Return every record in full. Match each one exactly.
--- LISTED ENTRIES ---
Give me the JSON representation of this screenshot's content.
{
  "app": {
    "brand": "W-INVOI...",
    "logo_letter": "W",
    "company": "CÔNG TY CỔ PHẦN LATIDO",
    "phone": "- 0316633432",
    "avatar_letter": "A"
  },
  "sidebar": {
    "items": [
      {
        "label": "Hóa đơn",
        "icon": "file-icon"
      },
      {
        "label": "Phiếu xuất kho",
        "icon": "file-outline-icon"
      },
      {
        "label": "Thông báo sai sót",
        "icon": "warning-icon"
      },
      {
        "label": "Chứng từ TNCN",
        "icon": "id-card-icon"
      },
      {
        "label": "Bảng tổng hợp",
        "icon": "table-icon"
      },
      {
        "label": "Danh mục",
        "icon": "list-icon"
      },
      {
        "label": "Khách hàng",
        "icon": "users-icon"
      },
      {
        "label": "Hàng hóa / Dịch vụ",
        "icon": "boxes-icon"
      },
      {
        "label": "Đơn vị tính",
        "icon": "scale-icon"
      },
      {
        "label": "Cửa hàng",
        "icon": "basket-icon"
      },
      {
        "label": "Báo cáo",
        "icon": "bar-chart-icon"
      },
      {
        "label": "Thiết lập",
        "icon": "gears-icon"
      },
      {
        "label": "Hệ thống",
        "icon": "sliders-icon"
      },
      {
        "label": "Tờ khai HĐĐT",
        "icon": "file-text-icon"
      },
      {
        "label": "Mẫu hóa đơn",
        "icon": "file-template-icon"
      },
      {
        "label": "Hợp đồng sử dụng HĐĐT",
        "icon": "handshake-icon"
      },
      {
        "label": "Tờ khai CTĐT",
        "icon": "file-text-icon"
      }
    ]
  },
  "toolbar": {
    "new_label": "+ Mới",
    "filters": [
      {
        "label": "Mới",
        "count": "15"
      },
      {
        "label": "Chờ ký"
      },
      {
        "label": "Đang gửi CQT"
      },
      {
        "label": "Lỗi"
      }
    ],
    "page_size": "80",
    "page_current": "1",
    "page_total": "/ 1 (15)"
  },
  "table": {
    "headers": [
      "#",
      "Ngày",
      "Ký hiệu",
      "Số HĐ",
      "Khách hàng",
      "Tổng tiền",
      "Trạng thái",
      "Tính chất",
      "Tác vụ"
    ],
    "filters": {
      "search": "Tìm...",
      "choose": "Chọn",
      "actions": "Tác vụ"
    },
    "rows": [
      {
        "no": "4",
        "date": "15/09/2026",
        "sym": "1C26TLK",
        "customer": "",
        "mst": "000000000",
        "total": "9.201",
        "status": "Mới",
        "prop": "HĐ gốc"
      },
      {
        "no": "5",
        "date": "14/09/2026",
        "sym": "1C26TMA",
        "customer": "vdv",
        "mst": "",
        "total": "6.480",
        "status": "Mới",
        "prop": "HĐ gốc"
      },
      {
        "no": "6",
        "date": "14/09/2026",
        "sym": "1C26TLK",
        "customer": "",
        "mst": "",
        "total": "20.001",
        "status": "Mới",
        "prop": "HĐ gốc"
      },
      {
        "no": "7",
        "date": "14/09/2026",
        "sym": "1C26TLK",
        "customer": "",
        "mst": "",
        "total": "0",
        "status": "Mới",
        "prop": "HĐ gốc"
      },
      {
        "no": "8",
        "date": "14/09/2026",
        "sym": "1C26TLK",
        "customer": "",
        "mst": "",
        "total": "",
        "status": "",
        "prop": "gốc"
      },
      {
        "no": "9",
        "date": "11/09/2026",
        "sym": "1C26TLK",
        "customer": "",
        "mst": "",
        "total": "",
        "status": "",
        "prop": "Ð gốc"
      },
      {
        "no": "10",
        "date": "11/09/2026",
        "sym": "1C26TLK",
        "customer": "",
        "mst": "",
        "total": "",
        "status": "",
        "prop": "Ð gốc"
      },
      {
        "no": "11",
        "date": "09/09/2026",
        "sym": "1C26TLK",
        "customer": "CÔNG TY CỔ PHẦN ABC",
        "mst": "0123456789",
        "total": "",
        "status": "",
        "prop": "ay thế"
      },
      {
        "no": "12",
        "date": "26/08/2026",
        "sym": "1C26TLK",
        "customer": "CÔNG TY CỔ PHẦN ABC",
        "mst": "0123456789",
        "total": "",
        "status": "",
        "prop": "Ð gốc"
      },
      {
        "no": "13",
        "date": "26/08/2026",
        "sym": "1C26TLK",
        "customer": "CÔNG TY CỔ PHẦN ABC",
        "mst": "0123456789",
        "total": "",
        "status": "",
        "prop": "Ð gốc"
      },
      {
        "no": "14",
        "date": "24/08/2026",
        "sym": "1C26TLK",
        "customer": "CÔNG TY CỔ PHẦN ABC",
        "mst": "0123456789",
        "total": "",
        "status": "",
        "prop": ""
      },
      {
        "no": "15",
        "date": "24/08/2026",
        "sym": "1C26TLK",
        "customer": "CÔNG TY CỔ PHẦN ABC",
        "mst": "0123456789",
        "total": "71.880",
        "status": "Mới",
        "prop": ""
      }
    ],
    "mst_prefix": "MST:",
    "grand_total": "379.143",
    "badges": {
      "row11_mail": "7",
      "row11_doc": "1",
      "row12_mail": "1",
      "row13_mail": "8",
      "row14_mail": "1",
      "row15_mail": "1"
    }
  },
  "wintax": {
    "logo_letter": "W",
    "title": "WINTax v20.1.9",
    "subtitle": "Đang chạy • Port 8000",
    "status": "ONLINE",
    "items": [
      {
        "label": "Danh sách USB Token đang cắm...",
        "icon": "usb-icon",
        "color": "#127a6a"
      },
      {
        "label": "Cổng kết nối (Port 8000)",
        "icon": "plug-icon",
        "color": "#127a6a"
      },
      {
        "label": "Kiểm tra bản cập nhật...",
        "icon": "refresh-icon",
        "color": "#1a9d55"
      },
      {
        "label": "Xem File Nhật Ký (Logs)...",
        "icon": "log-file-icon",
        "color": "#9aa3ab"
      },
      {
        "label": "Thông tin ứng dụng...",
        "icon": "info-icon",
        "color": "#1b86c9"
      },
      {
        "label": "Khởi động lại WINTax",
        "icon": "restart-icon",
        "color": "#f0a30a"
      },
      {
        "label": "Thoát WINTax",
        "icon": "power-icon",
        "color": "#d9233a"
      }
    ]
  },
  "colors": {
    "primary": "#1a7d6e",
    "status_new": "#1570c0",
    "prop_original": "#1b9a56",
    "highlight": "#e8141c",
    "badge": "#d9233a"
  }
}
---
SOLUTION:
Give me the JSON representation of this screenshot's content.
{
  "app": {
    "brand": "W-INVOI...",
    "logo_letter": "W",
    "company": "CÔNG TY CỔ PHẦN LATIDO",
    "phone": "- 0316633432",
    "avatar_letter": "A"
  },
  "sidebar": {
    "items": [
      {
        "label": "Hóa đơn",
        "icon": "file-icon"
      },
      {
        "label": "Phiếu xuất kho",
        "icon": "file-outline-icon"
      },
      {
        "label": "Thông báo sai sót",
        "icon": "warning-icon"
      },
      {
        "label": "Chứng từ TNCN",
        "icon": "id-card-icon"
      },
      {
        "label": "Bảng tổng hợp",
        "icon": "table-icon"
      },
      {
        "label": "Danh mục",
        "icon": "list-icon"
      },
      {
        "label": "Khách hàng",
        "icon": "users-icon"
      },
      {
        "label": "Hàng hóa / Dịch vụ",
        "icon": "boxes-icon"
      },
      {
        "label": "Đơn vị tính",
        "icon": "scale-icon"
      },
      {
        "label": "Cửa hàng",
        "icon": "basket-icon"
      },
      {
        "label": "Báo cáo",
        "icon": "bar-chart-icon"
      },
      {
        "label": "Thiết lập",
        "icon": "gears-icon"
      },
      {
        "label": "Hệ thống",
        "icon": "sliders-icon"
      },
      {
        "label": "Tờ khai HĐĐT",
        "icon": "file-text-icon"
      },
      {
        "label": "Mẫu hóa đơn",
        "icon": "file-template-icon"
      },
      {
        "label": "Hợp đồng sử dụng HĐĐT",
        "icon": "handshake-icon"
      },
      {
        "label": "Tờ khai CTĐT",
        "icon": "file-text-icon"
      }
    ]
  },
  "toolbar": {
    "new_label": "+ Mới",
    "filters": [
      {
        "label": "Mới",
        "count": "15"
      },
      {
        "label": "Chờ ký"
      },
      {
        "label": "Đang gửi CQT"
      },
      {
        "label": "Lỗi"
      }
    ],
    "page_size": "80",
    "page_current": "1",
    "page_total": "/ 1 (15)"
  },
  "table": {
    "headers": [
      "#",
      "Ngày",
      "Ký hiệu",
      "Số HĐ",
      "Khách hàng",
      "Tổng tiền",
      "Trạng thái",
      "Tính chất",
      "Tác vụ"
    ],
    "filters": {
      "search": "Tìm...",
      "choose": "Chọn",
      "actions": "Tác vụ"
    },
    "rows": [
      {
        "no": "4",
        "date": "15/09/2026",
        "sym": "1C26TLK",
        "customer": "",
        "mst": "000000000",
        "total": "9.201",
        "status": "Mới",
        "prop": "HĐ gốc"
      },
      {
        "no": "5",
        "date": "14/09/2026",
        "sym": "1C26TMA",
        "customer": "vdv",
        "mst": "",
        "total": "6.480",
        "status": "Mới",
        "prop": "HĐ gốc"
      },
      {
        "no": "6",
        "date": "14/09/2026",
        "sym": "1C26TLK",
        "customer": "",
        "mst": "",
        "total": "20.001",
        "status": "Mới",
        "prop": "HĐ gốc"
      },
      {
        "no": "7",
        "date": "14/09/2026",
        "sym": "1C26TLK",
        "customer": "",
        "mst": "",
        "total": "0",
        "status": "Mới",
        "prop": "HĐ gốc"
      },
      {
        "no": "8",
        "date": "14/09/2026",
        "sym": "1C26TLK",
        "customer": "",
        "mst": "",
        "total": "",
        "status": "",
        "prop": "gốc"
      },
      {
        "no": "9",
        "date": "11/09/2026",
        "sym": "1C26TLK",
        "customer": "",
        "mst": "",
        "total": "",
        "status": "",
        "prop": "Ð gốc"
      },
      {
        "no": "10",
        "date": "11/09/2026",
        "sym": "1C26TLK",
        "customer": "",
        "mst": "",
        "total": "",
        "status": "",
        "prop": "Ð gốc"
      },
      {
        "no": "11",
        "date": "09/09/2026",
        "sym": "1C26TLK",
        "customer": "CÔNG TY CỔ PHẦN ABC",
        "mst": "0123456789",
        "total": "",
        "status": "",
        "prop": "ay thế"
      },
      {
        "no": "12",
        "date": "26/08/2026",
        "sym": "1C26TLK",
        "customer": "CÔNG TY CỔ PHẦN ABC",
        "mst": "0123456789",
        "total": "",
        "status": "",
        "prop": "Ð gốc"
      },
      {
        "no": "13",
        "date": "26/08/2026",
        "sym": "1C26TLK",
        "customer": "CÔNG TY CỔ PHẦN ABC",
        "mst": "0123456789",
        "total": "",
        "status": "",
        "prop": "Ð gốc"
      },
      {
        "no": "14",
        "date": "24/08/2026",
        "sym": "1C26TLK",
        "customer": "CÔNG TY CỔ PHẦN ABC",
        "mst": "0123456789",
        "total": "",
        "status": "",
        "prop": ""
      },
      {
        "no": "15",
        "date": "24/08/2026",
        "sym": "1C26TLK",
        "customer": "CÔNG TY CỔ PHẦN ABC",
        "mst": "0123456789",
        "total": "71.880",
        "status": "Mới",
        "prop": ""
      }
    ],
    "mst_prefix": "MST:",
    "grand_total": "379.143",
    "badges": {
      "row11_mail": "7",
      "row11_doc": "1",
      "row12_mail": "1",
      "row13_mail": "8",
      "row14_mail": "1",
      "row15_mail": "1"
    }
  },
  "wintax": {
    "logo_letter": "W",
    "title": "WINTax v20.1.9",
    "subtitle": "Đang chạy • Port 8000",
    "status": "ONLINE",
    "items": [
      {
        "label": "Danh sách USB Token đang cắm...",
        "icon": "usb-icon",
        "color": "#127a6a"
      },
      {
        "label": "Cổng kết nối (Port 8000)",
        "icon": "plug-icon",
        "color": "#127a6a"
      },
      {
        "label": "Kiểm tra bản cập nhật...",
        "icon": "refresh-icon",
        "color": "#1a9d55"
      },
      {
        "label": "Xem File Nhật Ký (Logs)...",
        "icon": "log-file-icon",
        "color": "#9aa3ab"
      },
      {
        "label": "Thông tin ứng dụng...",
        "icon": "info-icon",
        "color": "#1b86c9"
      },
      {
        "label": "Khởi động lại WINTax",
        "icon": "restart-icon",
        "color": "#f0a30a"
      },
      {
        "label": "Thoát WINTax",
        "icon": "power-icon",
        "color": "#d9233a"
      }
    ]
  },
  "colors": {
    "primary": "#1a7d6e",
    "status_new": "#1570c0",
    "prop_original": "#1b9a56",
    "highlight": "#e8141c",
    "badge": "#d9233a"
  }
}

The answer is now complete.